In the records that follow, find each line containing "address" and copy it.

##### SUPPLIED DATA

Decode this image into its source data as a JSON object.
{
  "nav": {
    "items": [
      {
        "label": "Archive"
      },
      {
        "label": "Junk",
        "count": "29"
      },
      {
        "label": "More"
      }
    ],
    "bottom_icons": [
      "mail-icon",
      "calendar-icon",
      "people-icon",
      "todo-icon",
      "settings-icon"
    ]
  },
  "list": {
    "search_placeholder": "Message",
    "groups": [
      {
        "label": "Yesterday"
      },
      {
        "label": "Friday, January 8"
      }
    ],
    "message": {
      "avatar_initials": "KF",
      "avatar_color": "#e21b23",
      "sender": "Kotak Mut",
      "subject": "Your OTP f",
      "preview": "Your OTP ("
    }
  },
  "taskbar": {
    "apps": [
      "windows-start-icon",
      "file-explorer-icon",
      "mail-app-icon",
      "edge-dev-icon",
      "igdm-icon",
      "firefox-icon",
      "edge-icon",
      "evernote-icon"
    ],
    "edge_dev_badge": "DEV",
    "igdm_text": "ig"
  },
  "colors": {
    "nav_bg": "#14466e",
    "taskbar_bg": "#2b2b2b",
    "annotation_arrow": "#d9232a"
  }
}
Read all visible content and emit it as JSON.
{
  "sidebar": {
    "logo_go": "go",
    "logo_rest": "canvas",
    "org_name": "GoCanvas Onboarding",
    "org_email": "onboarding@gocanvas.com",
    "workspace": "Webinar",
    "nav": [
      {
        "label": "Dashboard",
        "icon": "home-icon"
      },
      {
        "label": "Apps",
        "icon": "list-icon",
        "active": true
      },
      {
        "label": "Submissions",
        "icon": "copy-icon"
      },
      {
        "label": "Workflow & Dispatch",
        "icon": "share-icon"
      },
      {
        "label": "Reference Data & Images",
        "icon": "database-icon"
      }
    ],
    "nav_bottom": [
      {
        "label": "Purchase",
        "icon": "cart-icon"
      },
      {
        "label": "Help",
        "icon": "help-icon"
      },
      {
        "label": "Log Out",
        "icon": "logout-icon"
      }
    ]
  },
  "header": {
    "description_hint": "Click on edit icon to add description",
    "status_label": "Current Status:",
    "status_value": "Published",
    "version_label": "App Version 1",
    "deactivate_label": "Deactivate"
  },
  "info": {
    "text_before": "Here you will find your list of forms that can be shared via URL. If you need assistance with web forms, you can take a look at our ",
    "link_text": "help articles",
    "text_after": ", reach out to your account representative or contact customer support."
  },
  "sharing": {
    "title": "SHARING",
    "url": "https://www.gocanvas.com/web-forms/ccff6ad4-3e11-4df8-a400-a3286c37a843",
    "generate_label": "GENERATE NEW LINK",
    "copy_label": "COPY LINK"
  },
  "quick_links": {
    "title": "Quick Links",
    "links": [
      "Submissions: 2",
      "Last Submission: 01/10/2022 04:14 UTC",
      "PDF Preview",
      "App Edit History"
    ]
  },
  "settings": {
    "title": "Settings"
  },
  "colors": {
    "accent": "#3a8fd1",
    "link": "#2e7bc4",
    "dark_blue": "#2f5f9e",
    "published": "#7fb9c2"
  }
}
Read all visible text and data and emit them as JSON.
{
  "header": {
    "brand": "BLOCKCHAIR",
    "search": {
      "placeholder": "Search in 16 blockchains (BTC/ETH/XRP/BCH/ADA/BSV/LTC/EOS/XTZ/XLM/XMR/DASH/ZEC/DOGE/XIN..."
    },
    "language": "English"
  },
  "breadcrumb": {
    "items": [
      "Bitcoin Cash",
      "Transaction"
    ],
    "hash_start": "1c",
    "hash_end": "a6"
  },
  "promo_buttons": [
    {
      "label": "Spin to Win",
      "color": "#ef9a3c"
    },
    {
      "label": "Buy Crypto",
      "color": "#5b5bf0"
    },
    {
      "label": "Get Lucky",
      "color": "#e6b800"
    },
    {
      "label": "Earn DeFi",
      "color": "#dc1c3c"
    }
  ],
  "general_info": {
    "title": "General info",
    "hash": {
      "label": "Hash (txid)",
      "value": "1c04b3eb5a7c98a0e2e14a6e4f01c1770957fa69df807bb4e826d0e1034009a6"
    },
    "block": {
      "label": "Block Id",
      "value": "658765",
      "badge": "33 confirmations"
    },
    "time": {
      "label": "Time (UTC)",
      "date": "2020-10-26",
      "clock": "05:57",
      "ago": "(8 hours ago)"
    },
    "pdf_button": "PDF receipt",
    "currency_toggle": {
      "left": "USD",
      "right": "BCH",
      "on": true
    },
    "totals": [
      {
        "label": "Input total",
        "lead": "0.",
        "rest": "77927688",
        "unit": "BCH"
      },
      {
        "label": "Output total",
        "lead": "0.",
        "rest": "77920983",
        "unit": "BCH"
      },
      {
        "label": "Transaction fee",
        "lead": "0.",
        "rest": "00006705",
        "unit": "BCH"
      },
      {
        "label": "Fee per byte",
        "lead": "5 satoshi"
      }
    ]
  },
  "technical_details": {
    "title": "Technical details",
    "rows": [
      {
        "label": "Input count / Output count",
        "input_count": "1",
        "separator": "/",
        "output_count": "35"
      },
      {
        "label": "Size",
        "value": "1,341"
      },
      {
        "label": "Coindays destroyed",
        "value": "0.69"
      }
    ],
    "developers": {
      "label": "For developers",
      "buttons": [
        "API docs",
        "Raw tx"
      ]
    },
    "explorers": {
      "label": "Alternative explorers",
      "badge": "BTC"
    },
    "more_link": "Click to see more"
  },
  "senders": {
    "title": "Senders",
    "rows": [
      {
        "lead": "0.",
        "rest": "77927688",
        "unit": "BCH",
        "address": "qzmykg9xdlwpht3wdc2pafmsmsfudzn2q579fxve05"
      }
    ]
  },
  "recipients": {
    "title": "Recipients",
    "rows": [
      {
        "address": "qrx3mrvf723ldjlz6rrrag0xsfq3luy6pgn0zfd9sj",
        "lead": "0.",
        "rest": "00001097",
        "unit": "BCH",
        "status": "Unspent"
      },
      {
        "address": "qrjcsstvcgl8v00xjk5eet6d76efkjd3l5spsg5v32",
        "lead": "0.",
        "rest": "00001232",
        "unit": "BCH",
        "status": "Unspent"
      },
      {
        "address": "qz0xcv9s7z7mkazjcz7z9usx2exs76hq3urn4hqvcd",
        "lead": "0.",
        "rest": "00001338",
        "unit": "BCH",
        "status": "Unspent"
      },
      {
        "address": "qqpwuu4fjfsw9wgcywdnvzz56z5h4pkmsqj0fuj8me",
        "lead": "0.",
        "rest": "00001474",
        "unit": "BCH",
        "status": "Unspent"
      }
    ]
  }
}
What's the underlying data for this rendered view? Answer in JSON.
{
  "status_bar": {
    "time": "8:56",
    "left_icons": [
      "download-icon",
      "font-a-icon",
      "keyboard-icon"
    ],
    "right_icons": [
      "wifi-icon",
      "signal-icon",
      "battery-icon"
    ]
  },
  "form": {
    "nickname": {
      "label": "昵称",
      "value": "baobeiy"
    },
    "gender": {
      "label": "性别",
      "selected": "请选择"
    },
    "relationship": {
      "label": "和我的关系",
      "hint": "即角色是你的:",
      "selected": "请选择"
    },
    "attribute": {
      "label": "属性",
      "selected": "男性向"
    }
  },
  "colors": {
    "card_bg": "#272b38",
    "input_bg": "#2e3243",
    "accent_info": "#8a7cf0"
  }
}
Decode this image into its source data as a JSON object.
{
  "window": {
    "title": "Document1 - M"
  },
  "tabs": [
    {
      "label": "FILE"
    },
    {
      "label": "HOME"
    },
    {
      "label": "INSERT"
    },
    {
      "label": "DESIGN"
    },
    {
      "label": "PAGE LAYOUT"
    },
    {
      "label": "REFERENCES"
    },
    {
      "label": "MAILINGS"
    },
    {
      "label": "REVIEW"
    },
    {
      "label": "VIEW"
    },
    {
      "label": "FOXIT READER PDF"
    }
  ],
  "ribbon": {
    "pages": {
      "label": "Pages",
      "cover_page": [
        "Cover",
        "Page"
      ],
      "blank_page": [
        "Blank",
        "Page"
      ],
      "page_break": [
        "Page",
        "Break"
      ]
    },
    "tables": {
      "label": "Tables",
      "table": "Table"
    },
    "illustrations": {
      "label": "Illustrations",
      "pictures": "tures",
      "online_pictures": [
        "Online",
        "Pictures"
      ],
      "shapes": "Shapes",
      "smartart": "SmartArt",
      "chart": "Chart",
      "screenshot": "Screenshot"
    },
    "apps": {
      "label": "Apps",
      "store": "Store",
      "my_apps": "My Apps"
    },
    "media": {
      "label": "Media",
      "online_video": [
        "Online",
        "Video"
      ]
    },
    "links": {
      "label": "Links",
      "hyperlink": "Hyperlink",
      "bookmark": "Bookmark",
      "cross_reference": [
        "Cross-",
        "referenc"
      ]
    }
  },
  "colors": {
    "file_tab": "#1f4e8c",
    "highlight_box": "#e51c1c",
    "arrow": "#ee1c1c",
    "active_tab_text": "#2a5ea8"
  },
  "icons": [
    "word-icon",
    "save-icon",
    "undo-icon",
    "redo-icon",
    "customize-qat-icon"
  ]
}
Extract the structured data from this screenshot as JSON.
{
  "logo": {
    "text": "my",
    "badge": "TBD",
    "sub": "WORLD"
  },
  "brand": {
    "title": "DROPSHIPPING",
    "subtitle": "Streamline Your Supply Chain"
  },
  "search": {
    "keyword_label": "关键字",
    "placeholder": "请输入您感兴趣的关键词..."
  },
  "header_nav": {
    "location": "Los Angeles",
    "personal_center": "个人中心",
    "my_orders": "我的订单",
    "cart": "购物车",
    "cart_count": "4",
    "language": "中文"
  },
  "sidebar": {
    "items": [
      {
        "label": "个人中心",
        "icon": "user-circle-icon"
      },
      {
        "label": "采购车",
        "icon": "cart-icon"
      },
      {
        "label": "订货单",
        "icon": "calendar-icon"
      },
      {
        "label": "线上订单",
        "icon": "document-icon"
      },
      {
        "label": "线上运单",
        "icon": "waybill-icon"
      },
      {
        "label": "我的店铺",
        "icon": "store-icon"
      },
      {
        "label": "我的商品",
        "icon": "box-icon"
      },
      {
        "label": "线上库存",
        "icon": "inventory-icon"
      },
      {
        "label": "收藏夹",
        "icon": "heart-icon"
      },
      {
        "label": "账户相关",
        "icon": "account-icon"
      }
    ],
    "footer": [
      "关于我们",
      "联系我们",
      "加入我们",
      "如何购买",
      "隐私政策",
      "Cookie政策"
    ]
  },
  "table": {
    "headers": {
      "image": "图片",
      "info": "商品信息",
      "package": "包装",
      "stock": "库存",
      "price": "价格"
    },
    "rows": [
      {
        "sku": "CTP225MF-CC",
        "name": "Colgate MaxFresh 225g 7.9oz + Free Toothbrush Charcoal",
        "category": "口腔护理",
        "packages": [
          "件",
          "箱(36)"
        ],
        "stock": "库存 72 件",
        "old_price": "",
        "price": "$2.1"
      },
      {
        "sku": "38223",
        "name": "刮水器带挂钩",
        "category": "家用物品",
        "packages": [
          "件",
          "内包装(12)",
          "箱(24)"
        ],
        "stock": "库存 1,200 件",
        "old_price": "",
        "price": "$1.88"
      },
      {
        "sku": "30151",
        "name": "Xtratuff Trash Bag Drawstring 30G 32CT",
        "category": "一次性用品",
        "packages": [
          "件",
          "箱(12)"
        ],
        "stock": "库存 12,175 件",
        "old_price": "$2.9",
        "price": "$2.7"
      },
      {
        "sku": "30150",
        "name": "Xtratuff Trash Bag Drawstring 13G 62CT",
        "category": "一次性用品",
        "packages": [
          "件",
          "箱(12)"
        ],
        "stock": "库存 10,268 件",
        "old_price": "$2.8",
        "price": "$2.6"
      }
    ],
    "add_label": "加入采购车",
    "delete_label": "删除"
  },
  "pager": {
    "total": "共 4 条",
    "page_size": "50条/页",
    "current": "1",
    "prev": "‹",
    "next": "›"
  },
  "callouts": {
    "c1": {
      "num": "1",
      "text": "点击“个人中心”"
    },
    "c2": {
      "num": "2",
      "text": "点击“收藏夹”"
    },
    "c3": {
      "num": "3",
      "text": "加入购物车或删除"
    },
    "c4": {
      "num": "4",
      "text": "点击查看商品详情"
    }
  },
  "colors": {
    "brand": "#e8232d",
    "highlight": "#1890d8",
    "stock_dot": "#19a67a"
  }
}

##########

■ TASK ANSWER:
        "address": "qzmykg9xdlwpht3wdc2pafmsmsfudzn2q579fxve05"
        "address": "qrx3mrvf723ldjlz6rrrag0xsfq3luy6pgn0zfd9sj",
        "address": "qrjcsstvcgl8v00xjk5eet6d76efkjd3l5spsg5v32",
        "address": "qz0xcv9s7z7mkazjcz7z9usx2exs76hq3urn4hqvcd",
        "address": "qqpwuu4fjfsw9wgcywdnvzz56z5h4pkmsqj0fuj8me",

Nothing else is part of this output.